Based on Research by Paula Tallal, Ph.D.. Psychology Science Minute written by Psychological Association, adapted by Juanita N. Baker, Ph.D..
Why do about 15 percent of Americans struggle to learn to read? Some letters like “b” and “p” are difficult to distinguish by sight or sound. Letter sounds occur exceedingly fast in only ten hundredths of a second. Being able to quickly identify these ultra fast sounds and segment them out of words is essential to basic language foundation, affecting what we hear, read, spell and speak.
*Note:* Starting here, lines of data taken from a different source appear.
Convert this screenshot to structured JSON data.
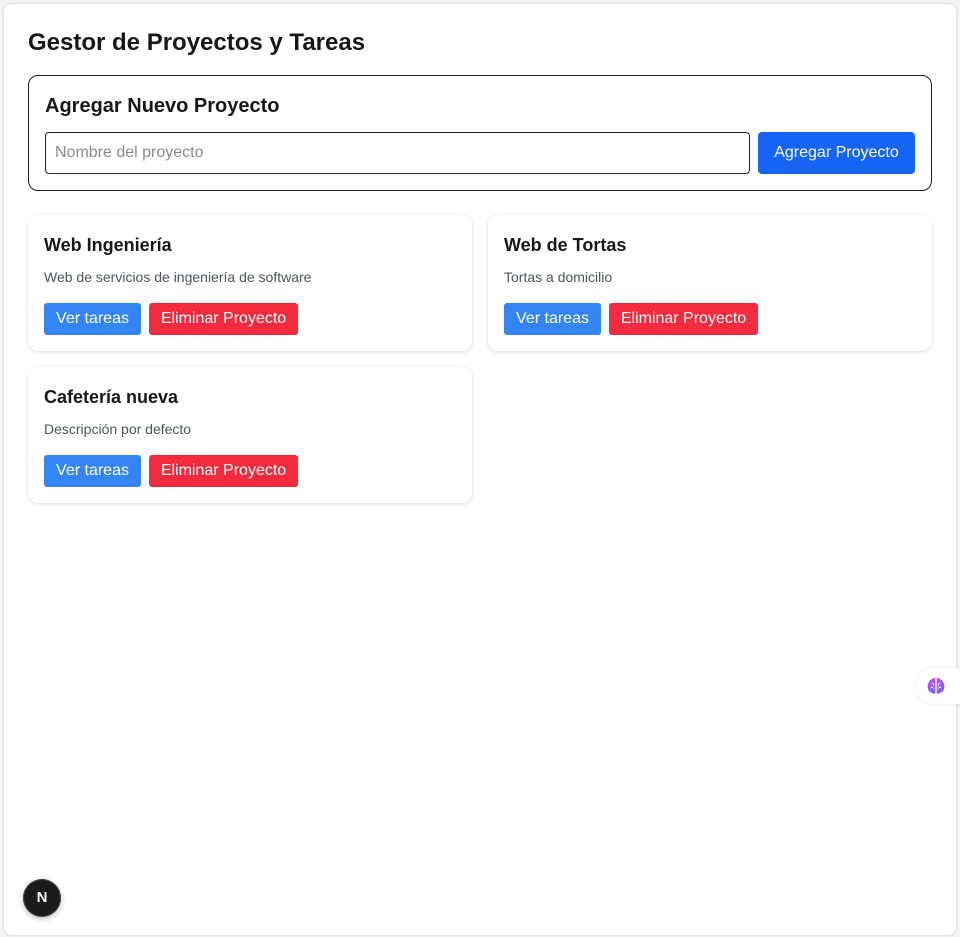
{
  "header": {
    "title": "Gestor de Proyectos y Tareas"
  },
  "add_project": {
    "title": "Agregar Nuevo Proyecto",
    "input_value": "",
    "input_placeholder": "Nombre del proyecto",
    "button_label": "Agregar Proyecto"
  },
  "projects": [
    {
      "name": "Web Ingeniería",
      "description": "Web de servicios de ingeniería de software",
      "tasks_label": "Ver tareas",
      "delete_label": "Eliminar Proyecto"
    },
    {
      "name": "Web de Tortas",
      "description": "Tortas a domicilio",
      "tasks_label": "Ver tareas",
      "delete_label": "Eliminar Proyecto"
    },
    {
      "name": "Cafetería nueva",
      "description": "Descripción por defecto",
      "tasks_label": "Ver tareas",
      "delete_label": "Eliminar Proyecto"
    }
  ],
  "overlays": {
    "extension_icon": "brain-icon",
    "dev_badge_letter": "N"
  },
  "colors": {
    "primary": "#1765f5",
    "tasks_button": "#3385f5",
    "danger": "#f42a3e"
  }
}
Dyslexia, defined as difficulty learning to read despite average intelligence may cause children academic problems.
Cognitive neuropsychologist Paula Tallal and colleagues developed research-based computerized video training games, called “Fast ForWord,” helping children with this form of dyslexia to function more like normal readers. The games provide intensive, highly individualized cross-training for attention, processing, cognitive, linguistic and reading skills, all of which are vital for academic success. For example, in one of the games a child earns points by distinguishing the sounds “ba” from “pa.” When a child masters the task, the game adjusts its playing level so the child is challenged on a more advanced level the next day. The result: treatment effects that formerly required years can be accomplished in a few weeks.
Can video games be a positive activity? When carefully designed, the games can educate and remediate!
For more details see:
American Psychological Association, June 1, 2004
Holly Fitch, R., & Tallal, P. (2003). Neural mechanisms of language-based learning impairments: Insights from human populations and animal models. Behavior and Cognitive Neuroscience Reviews, Vol. 2, pp. 155-178.
Tallal, P., & Benasich, A. A. (2002). Developmental language learning impairments. Development and Psychopathology, Vol. 14, pp. 559-579.
Temple, E., Deutsch, G.K., Poldrack, R.A., Miller, S.L., Tallal, P., Merzenich, M.M. & Gabrieli, J. (2003). Neural deficits in children with dyslexia ameliorated by behavioral remediation: Evidence from functional MRI. Proceedings of the National Academy of Sciences, Vol. 100, pp. 2860-2865.